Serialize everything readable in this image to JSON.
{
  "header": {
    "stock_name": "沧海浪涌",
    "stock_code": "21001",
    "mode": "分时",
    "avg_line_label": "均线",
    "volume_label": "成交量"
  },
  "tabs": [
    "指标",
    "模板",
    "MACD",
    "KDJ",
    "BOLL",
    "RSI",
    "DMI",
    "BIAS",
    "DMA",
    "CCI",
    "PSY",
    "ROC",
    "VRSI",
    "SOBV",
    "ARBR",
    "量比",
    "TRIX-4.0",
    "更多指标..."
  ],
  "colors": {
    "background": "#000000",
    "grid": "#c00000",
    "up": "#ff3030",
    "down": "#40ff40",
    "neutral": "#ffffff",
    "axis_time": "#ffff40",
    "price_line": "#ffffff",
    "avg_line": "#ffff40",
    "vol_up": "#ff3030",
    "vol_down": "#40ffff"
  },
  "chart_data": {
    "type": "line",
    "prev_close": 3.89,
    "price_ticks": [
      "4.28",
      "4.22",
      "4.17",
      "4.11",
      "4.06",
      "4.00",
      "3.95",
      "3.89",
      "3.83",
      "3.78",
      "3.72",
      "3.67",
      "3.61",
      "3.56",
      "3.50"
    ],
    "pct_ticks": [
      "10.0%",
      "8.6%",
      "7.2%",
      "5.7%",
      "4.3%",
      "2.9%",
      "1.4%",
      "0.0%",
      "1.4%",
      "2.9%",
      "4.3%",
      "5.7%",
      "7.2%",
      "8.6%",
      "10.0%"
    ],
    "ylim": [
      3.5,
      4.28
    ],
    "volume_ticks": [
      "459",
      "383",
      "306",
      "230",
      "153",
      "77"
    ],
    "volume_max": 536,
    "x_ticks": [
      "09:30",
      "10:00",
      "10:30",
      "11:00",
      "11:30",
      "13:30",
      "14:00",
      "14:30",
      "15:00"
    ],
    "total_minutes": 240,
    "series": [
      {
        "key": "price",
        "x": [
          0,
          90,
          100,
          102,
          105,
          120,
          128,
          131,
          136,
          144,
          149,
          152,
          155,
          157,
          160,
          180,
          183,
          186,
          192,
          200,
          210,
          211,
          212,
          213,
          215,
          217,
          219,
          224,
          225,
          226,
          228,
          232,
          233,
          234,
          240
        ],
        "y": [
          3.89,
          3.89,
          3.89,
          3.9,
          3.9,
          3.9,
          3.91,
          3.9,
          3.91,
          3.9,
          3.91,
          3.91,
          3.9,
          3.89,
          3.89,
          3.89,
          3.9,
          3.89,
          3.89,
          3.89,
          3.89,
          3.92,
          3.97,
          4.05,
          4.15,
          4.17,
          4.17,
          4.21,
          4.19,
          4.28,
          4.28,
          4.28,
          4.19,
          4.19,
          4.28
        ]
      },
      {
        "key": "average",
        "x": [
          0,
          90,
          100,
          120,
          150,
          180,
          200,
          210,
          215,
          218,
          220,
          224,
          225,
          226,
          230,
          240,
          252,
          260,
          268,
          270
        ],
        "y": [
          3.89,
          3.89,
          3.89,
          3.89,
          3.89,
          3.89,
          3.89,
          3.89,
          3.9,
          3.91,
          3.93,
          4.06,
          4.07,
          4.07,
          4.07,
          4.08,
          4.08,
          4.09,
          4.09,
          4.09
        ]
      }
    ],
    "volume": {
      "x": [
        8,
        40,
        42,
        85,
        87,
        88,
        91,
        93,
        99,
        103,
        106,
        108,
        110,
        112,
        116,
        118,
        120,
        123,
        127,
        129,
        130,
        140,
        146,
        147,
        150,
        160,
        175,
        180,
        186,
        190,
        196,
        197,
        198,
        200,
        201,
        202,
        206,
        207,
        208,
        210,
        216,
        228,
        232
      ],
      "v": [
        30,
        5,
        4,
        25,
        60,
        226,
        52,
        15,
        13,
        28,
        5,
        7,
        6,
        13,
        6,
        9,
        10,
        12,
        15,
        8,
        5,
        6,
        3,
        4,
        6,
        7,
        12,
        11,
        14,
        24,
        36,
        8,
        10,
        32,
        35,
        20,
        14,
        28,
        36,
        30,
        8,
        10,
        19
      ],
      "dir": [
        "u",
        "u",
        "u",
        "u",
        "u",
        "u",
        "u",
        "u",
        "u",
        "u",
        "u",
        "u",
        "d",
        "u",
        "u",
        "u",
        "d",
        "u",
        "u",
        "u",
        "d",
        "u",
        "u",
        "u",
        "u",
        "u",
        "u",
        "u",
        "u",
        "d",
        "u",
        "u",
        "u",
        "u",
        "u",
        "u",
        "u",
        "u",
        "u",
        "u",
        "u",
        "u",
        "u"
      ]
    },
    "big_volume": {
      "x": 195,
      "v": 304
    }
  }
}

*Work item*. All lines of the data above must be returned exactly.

*Solved problem*.
Serialize everything readable in this image to JSON.
{
  "header": {
    "stock_name": "沧海浪涌",
    "stock_code": "21001",
    "mode": "分时",
    "avg_line_label": "均线",
    "volume_label": "成交量"
  },
  "tabs": [
    "指标",
    "模板",
    "MACD",
    "KDJ",
    "BOLL",
    "RSI",
    "DMI",
    "BIAS",
    "DMA",
    "CCI",
    "PSY",
    "ROC",
    "VRSI",
    "SOBV",
    "ARBR",
    "量比",
    "TRIX-4.0",
    "更多指标..."
  ],
  "colors": {
    "background": "#000000",
    "grid": "#c00000",
    "up": "#ff3030",
    "down": "#40ff40",
    "neutral": "#ffffff",
    "axis_time": "#ffff40",
    "price_line": "#ffffff",
    "avg_line": "#ffff40",
    "vol_up": "#ff3030",
    "vol_down": "#40ffff"
  },
  "chart_data": {
    "type": "line",
    "prev_close": 3.89,
    "price_ticks": [
      "4.28",
      "4.22",
      "4.17",
      "4.11",
      "4.06",
      "4.00",
      "3.95",
      "3.89",
      "3.83",
      "3.78",
      "3.72",
      "3.67",
      "3.61",
      "3.56",
      "3.50"
    ],
    "pct_ticks": [
      "10.0%",
      "8.6%",
      "7.2%",
      "5.7%",
      "4.3%",
      "2.9%",
      "1.4%",
      "0.0%",
      "1.4%",
      "2.9%",
      "4.3%",
      "5.7%",
      "7.2%",
      "8.6%",
      "10.0%"
    ],
    "ylim": [
      3.5,
      4.28
    ],
    "volume_ticks": [
      "459",
      "383",
      "306",
      "230",
      "153",
      "77"
    ],
    "volume_max": 536,
    "x_ticks": [
      "09:30",
      "10:00",
      "10:30",
      "11:00",
      "11:30",
      "13:30",
      "14:00",
      "14:30",
      "15:00"
    ],
    "total_minutes": 240,
    "series": [
      {
        "key": "price",
        "x": [
          0,
          90,
          100,
          102,
          105,
          120,
          128,
          131,
          136,
          144,
          149,
          152,
          155,
          157,
          160,
          180,
          183,
          186,
          192,
          200,
          210,
          211,
          212,
          213,
          215,
          217,
          219,
          224,
          225,
          226,
          228,
          232,
          233,
          234,
          240
        ],
        "y": [
          3.89,
          3.89,
          3.89,
          3.9,
          3.9,
          3.9,
          3.91,
          3.9,
          3.91,
          3.9,
          3.91,
          3.91,
          3.9,
          3.89,
          3.89,
          3.89,
          3.9,
          3.89,
          3.89,
          3.89,
          3.89,
          3.92,
          3.97,
          4.05,
          4.15,
          4.17,
          4.17,
          4.21,
          4.19,
          4.28,
          4.28,
          4.28,
          4.19,
          4.19,
          4.28
        ]
      },
      {
        "key": "average",
        "x": [
          0,
          90,
          100,
          120,
          150,
          180,
          200,
          210,
          215,
          218,
          220,
          224,
          225,
          226,
          230,
          240,
          252,
          260,
          268,
          270
        ],
        "y": [
          3.89,
          3.89,
          3.89,
          3.89,
          3.89,
          3.89,
          3.89,
          3.89,
          3.9,
          3.91,
          3.93,
          4.06,
          4.07,
          4.07,
          4.07,
          4.08,
          4.08,
          4.09,
          4.09,
          4.09
        ]
      }
    ],
    "volume": {
      "x": [
        8,
        40,
        42,
        85,
        87,
        88,
        91,
        93,
        99,
        103,
        106,
        108,
        110,
        112,
        116,
        118,
        120,
        123,
        127,
        129,
        130,
        140,
        146,
        147,
        150,
        160,
        175,
        180,
        186,
        190,
        196,
        197,
        198,
        200,
        201,
        202,
        206,
        207,
        208,
        210,
        216,
        228,
        232
      ],
      "v": [
        30,
        5,
        4,
        25,
        60,
        226,
        52,
        15,
        13,
        28,
        5,
        7,
        6,
        13,
        6,
        9,
        10,
        12,
        15,
        8,
        5,
        6,
        3,
        4,
        6,
        7,
        12,
        11,
        14,
        24,
        36,
        8,
        10,
        32,
        35,
        20,
        14,
        28,
        36,
        30,
        8,
        10,
        19
      ],
      "dir": [
        "u",
        "u",
        "u",
        "u",
        "u",
        "u",
        "u",
        "u",
        "u",
        "u",
        "u",
        "u",
        "d",
        "u",
        "u",
        "u",
        "d",
        "u",
        "u",
        "u",
        "d",
        "u",
        "u",
        "u",
        "u",
        "u",
        "u",
        "u",
        "u",
        "d",
        "u",
        "u",
        "u",
        "u",
        "u",
        "u",
        "u",
        "u",
        "u",
        "u",
        "u",
        "u",
        "u"
      ]
    },
    "big_volume": {
      "x": 195,
      "v": 304
    }
  }
}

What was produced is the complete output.